Evan Mandery has rather missed the mark in this novel which cobbles together literary fiction and science fiction in a Frankenstein¿s monster that pleases no-one. The unnamed narrator is an idiot who blindly follows the advice of various future versions of himself with increasingly unhappy consequences. A barely talented writer on meeting and engaging the girl of his dreams ¿ the titular Q [for Quentina] is quick to dump her on the advice of his somewhat seedy future self who has traveled back through time. Exit Q and cue in a long series of visitations and absurd changes in direction. The story sucks and the narrator is an unlikeable idiot but the writing is elegant and witty ¿ laugh out loud funny in places ¿ which is not enough to elevate the book but will probably keep you reading.
Anonymous More than 1 year ago
The mountain is floating a mile in the air. It is made of cloud stone and beauty.
Anonymous More than 1 year ago
Nice take on how annoying time travel could be. Book made me mad at times, laugh at others and ultimately satisfied with how it wrapped up.
Anonymous More than 1 year ago
Heart2Heart More than 1 year ago
What would happen if somewhere in the future, the ability to travel through time became a reality? What if you could travel back in time to talk to your earlier version of yourself and stop events before they could ruin your life and make you miserable? Would you do it? In the novel, Q by Evan Mandery, this is the premise for the story. A man in the story is never mentioned by his name, which is odd when you consider it but it doesn't interrupt the story. He meets the girl of his dreams.
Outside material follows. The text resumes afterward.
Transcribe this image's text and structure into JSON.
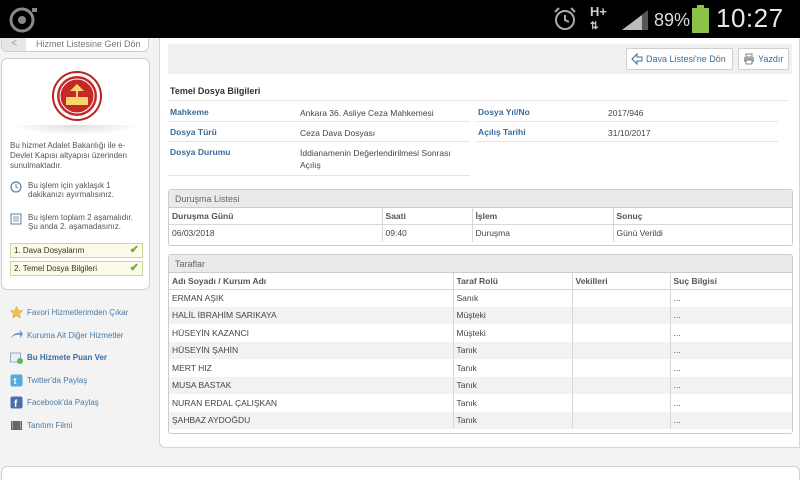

She is cute, funny, and they have many of the same qualities in common from favorite game show hosts to frozen TV dinners. She comes from a family whose father, John Deveril, owns one of the top 10 construction companies and is always looking for the next big business project. He on the other hand, is a professor and a writer working on his second novel. His first, Time's Broken Arrow is published but is struggling to find readers who can enjoy the book without falling sleep or using it for a doorstop. He can completely imagine a life with Q, whose real name is Quentina Elizabeth Deveril, and is set on making plans for a wedding with her when his future self shows up, he is confused. Not sure just what is going on, he arranges for a series of meetings to find out what is going on and what does it mean for him. Ultimately the message is the same, do not marry Q! To find out why, well, you're going to have to pick this one up! I received this book compliments of TLC Book Tours for my honest review and LOVED it! Never imagined this type of scenario for a story but could empathize both with the present day and future versions of the man in Q's life. I would highly recommend this one for any reader looking for a twist on your traditional romance stories! I would rate this one a 5 out of 5 stars!
Anonymous More than 1 year ago
I kill terrorbite cuz my mommy die of terrorbites -actual quote